How can science keep up with Ebola?

The Ebola virus, which uses fruit bats as a host, causes an acute illness that is often fatal in humans. It first emerged in 1976 in Africa, and outbreaks have occurred many times since.

In March 2014, the worst outbreak of Ebola to date began. At the time of writing, several countries in West Africa were involved, including Guinea, Sierra Leone, Liberia and Mali, and a small number of cases outside of Africa had been reported. By the end of October, nearly 5,000 people had died from this outbreak.

There is no vaccine or cure, but in the summer of 2014 some doctors began to give untested treatments to patients, prompting debate around whether the risks associated with a vaccine or treatment that hasn’t been tested in humans are more acceptable than the risk of death from a disease. In August, the World Health Organization stated that it was ethical to use untested drugs in this case, as long as the patients gave informed consent and the researchers collected and shared the results.

In August 2014, the Wellcome Trust (the charity that publishes ‘Big Picture’) and other research funders, including the UK government, made £6.5 million available for research into Ebola, including its prevention, diagnosis and treatment.
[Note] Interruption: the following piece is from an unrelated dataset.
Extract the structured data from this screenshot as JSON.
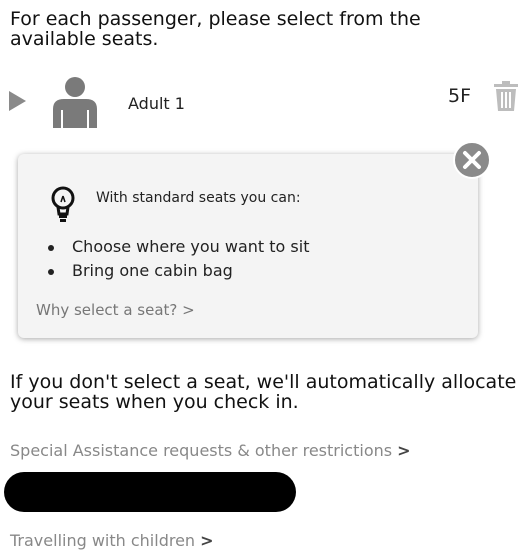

The first vaccine trial using the funding began in Oxford in September 2014. Alongside this work, safety trials of a different vaccine were launched in the autumn of 2014, using healthy volunteers in Germany, Gabon, Kenya and Switzerland.

Lead image:

In Guinea, teaching young children about the importance of handwashing.

UNICEF Guinea/Flickr CC BY NC ND


About this resource

This resource was first published in ‘Immune System’ in December 2014.

Microbiology, Health, infection and disease, Medicine, Immunology
Immune System
Education levels:
14–16, 16–19, Continuing professional development